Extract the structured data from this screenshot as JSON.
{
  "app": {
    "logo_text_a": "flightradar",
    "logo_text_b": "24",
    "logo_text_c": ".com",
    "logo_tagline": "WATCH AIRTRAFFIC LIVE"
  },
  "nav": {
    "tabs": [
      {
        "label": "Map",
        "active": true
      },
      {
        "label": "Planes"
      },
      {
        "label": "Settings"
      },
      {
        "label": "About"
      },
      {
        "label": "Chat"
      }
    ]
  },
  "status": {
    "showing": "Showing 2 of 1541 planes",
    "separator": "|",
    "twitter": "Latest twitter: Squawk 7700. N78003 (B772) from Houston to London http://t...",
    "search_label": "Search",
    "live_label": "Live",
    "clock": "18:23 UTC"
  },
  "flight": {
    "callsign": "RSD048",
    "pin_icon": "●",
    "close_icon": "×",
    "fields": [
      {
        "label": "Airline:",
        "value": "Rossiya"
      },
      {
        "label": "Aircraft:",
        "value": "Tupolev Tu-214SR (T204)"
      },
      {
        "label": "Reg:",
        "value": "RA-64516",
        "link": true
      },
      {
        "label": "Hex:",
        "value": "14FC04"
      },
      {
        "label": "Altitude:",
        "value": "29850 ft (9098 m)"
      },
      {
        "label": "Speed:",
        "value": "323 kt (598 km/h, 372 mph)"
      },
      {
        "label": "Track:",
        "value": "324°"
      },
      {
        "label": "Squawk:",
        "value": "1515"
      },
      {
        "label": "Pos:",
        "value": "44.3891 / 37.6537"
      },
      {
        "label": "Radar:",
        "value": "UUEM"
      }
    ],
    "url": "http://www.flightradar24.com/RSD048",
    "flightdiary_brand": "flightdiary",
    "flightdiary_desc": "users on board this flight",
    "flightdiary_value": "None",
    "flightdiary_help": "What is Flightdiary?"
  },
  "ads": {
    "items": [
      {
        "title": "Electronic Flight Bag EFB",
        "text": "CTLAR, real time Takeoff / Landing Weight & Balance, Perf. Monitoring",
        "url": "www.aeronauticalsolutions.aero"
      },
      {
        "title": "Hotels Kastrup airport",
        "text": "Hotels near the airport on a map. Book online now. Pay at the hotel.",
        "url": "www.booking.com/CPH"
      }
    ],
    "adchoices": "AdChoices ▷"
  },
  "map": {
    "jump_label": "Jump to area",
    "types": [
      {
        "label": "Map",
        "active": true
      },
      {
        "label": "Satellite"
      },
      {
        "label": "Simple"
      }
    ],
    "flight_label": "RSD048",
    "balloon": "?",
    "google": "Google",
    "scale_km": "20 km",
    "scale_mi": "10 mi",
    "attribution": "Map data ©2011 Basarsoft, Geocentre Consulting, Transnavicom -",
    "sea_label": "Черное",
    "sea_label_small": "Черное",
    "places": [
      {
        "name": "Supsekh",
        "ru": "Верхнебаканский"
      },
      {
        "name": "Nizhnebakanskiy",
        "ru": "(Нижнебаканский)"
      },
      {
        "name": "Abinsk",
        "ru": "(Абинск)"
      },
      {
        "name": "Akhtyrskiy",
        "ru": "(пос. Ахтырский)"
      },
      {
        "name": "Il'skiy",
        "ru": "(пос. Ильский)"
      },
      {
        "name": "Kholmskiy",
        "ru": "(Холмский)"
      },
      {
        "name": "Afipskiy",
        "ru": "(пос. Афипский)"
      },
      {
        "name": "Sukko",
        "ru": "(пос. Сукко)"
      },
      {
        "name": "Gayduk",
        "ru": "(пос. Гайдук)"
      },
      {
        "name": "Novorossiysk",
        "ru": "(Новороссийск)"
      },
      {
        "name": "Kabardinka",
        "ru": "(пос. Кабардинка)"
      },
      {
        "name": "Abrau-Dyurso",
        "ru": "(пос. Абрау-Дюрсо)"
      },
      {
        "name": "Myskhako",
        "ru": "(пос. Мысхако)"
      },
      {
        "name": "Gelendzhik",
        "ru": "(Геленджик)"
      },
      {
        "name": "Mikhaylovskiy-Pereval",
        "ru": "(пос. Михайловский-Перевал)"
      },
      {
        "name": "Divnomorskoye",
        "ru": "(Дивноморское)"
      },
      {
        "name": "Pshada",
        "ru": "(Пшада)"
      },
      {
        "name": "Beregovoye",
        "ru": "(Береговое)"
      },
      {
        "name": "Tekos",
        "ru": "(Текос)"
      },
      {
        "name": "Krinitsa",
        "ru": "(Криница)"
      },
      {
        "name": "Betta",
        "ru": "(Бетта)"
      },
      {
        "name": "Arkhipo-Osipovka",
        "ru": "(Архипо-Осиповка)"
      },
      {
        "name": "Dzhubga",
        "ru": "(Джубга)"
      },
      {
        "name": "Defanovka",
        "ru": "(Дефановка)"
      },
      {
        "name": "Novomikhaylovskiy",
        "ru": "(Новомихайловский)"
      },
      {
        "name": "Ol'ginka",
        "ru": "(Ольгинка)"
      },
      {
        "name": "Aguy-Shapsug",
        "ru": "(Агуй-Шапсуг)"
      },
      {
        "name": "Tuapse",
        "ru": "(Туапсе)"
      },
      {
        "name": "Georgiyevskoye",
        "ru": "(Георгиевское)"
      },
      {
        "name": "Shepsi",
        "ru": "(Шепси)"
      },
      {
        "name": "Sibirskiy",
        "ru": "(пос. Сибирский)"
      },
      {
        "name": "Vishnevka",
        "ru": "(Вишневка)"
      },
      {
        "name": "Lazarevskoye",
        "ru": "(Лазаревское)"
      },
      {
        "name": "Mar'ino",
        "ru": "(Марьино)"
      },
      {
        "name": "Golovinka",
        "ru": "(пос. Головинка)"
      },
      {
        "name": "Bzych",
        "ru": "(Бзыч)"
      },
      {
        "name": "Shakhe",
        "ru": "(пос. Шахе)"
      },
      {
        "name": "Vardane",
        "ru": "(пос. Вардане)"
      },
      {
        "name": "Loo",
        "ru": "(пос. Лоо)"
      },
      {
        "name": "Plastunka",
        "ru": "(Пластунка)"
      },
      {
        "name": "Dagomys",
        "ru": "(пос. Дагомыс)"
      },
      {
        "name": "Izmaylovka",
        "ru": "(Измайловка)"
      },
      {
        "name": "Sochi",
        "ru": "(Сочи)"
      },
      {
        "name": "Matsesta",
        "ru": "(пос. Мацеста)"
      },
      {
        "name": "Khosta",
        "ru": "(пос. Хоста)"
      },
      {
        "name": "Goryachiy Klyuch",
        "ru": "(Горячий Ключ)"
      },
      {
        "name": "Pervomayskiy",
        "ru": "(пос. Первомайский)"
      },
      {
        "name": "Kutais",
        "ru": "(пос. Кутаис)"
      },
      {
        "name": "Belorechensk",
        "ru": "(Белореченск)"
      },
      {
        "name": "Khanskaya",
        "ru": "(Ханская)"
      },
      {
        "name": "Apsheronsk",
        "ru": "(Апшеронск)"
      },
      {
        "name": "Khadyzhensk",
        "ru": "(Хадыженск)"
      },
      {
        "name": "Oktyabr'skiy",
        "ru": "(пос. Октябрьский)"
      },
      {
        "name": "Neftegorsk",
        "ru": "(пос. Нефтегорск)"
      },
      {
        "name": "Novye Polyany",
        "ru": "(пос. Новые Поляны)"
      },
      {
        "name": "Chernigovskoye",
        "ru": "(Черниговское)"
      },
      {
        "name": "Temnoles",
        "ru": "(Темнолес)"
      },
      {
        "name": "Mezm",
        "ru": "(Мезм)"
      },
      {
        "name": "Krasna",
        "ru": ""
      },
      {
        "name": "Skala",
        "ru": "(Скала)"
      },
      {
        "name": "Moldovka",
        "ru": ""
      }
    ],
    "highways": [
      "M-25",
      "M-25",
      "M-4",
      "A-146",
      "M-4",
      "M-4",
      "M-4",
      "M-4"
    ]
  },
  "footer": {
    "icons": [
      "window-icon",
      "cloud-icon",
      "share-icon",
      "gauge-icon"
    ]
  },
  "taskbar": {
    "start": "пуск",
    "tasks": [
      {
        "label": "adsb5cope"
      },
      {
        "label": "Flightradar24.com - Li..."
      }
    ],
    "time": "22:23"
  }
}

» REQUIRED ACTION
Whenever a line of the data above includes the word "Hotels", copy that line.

» EXERCISE OUTPUT
        "title": "Hotels Kastrup airport",
        "text": "Hotels near the airport on a map. Book online now. Pay at the hotel.",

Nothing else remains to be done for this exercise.